September 27, 2013
New report on British Intellectual Property laws criticises UK government, hints at an ‘underlying agenda’ between Google and government
by Zeljka Marosevic
In a new report by the Culture, Media and Sport Committee, entitled “Supporting the Creative Economy”, the committee has strongly criticized the Hargreaves Review’s proposed changes to copyright and condemned the motives of big tech companies such as Google and the agenda of the British government. For those unfamiliar with the workings of British government, the committee is appointed by the House of Commons and is made up of MPs whose job it is to examine the expenditure, administration and policy of the Department for Culture, Media and Sport.
The Hargreaves Review of Intellectual Property and Growth was published in 2011 but after ‘subsequent public consultation’ and discussion, the committee has now published its own views on that review.
The report makes bold assertions on the question of Intellectual Property. Quite literally; the below point is printed in bold in the report, and it’s worth quoting in its entirety:
Following all the evidence we have received, we think Hargreaves is wrong in the benefits his report claims for his recommended changes to UK copyright law. We regret that the Hargreaves report adopts a significantly low standard in relation to the need for objective evidence in determining copyright policy. We do not consider Professor Hargreaves has adequately assessed the dangers of putting the established system of copyright at risk for no obvious benefit. We are deeply concerned that there is an underlying agenda driven at least partly by technology companies (Google foremost among them) which, if pursued uncritically, could cause irreversible damage to the creative sector on which the United Kingdom’s future prosperity will significantly depend.
The point about Google is an important one in the thorny issue of copyright change, because it is chiefly companies like Google who are pushing for changes which would make their objectives and plans for content domination easier to achieve. The report goes further in this regard, noting the ‘numerous complaints across the creative spectrum about the perceived power and influence of Google in the Government’s inner, policy-making sanctum.’ It then quotes the Parliamentary Under-Secretary of State for Intellectual Property, Viscount Younger of Leckie (now my favourite Viscount):
“Google is one of several search engines…and I am very aware of their power, put it that way. I am also very aware, I think, that they have access, for whatever reason, to higher levels than me in No. 10, I understand.”
His highly suggestive comments do well to echo the concern of many in publishing and in other creative industries that cabinet ministers are holding private meetings and are keen to curry favour with the big tech companies, while they possess too little concern for the creative industries.
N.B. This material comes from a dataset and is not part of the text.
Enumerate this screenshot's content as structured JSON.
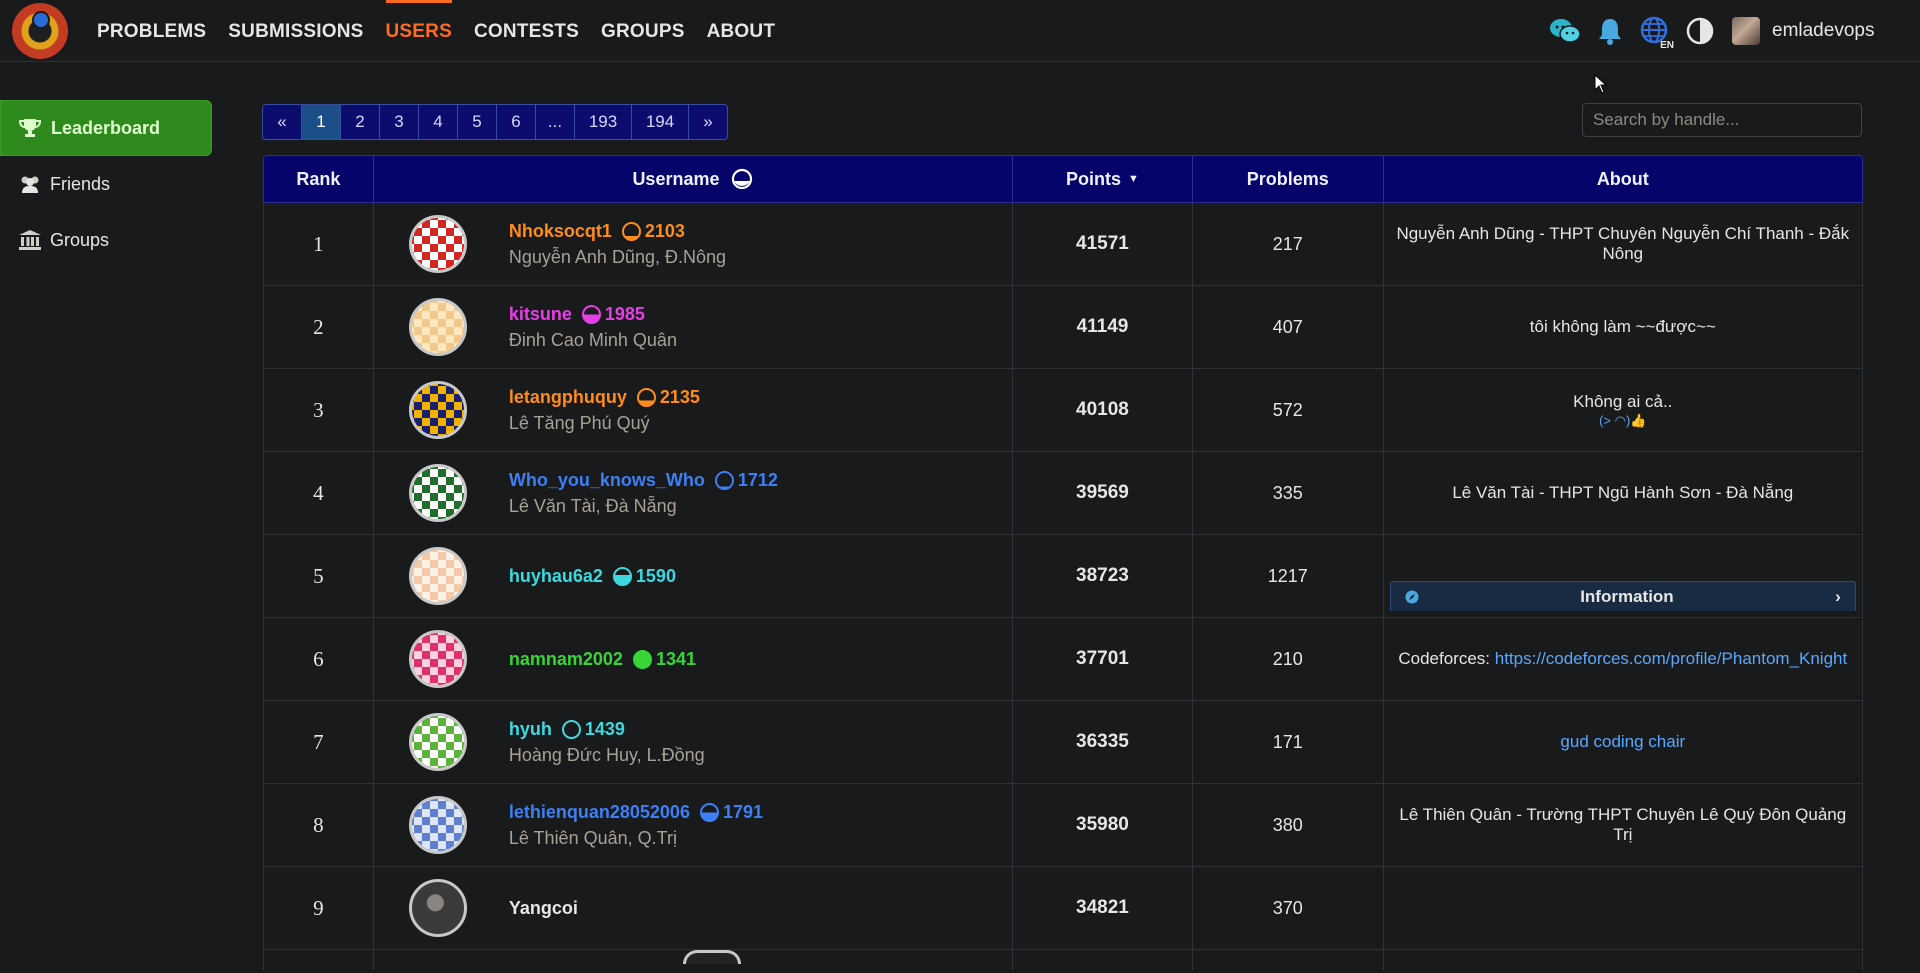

The report also raises the issue of corporation tax, which these companies do not pay and which the government has been slow to tackle, perhaps because of the cosy situation described above by my new favourite Viscount. Claire Enders of Enders Analysis, a company which provides a research service covering the media, entertainment and communications, is quoted saying:
“unless this organisation … is prepared to contribute to the skills base, to the education base, to the fabric of our society from which these creative works are developed, then I just don’t buy their argument at all because they are the prime beneficiaries of America fair use provisions. Therefore I mistrust their motives.”
Significantly, Google is held to account for its ‘derisorily ineffective’ response to preventing its search from leading users to sites that abuse copyright laws. The committee, again in bold, writes:
We do not believe it to be beyond the wit of the engineers employed by Google and others to demote and, ideally, remove copyright infringing material from search engine results. Google co-operates with law enforcement agencies to block child pornographic content from search results and it has provided no coherent, responsible answer as to why it cannot do the same for sites which blatantly, and illegally, offer pirated content.
Worryingly, many who offered their opinions spoke of a belief that the government, too, seemed less interested in protecting individual property rights than was necessary. The committee identified a need within government for ‘a powerful champion of IP with a duty to protect and promote the interests of UK IP…too often it is seen as wishing to dilute copyright rather than defend and enforce it.’
That champion is yet to emerge but it is a relief to finally hear legitimate concerns raised and upheld by a committee that wishes to protect individual artists in the digital world. The report is also proof that we still have far to go, with a government who does not appear to be in our favour.
Zeljka Marosevic is the managing director of Melville House UK.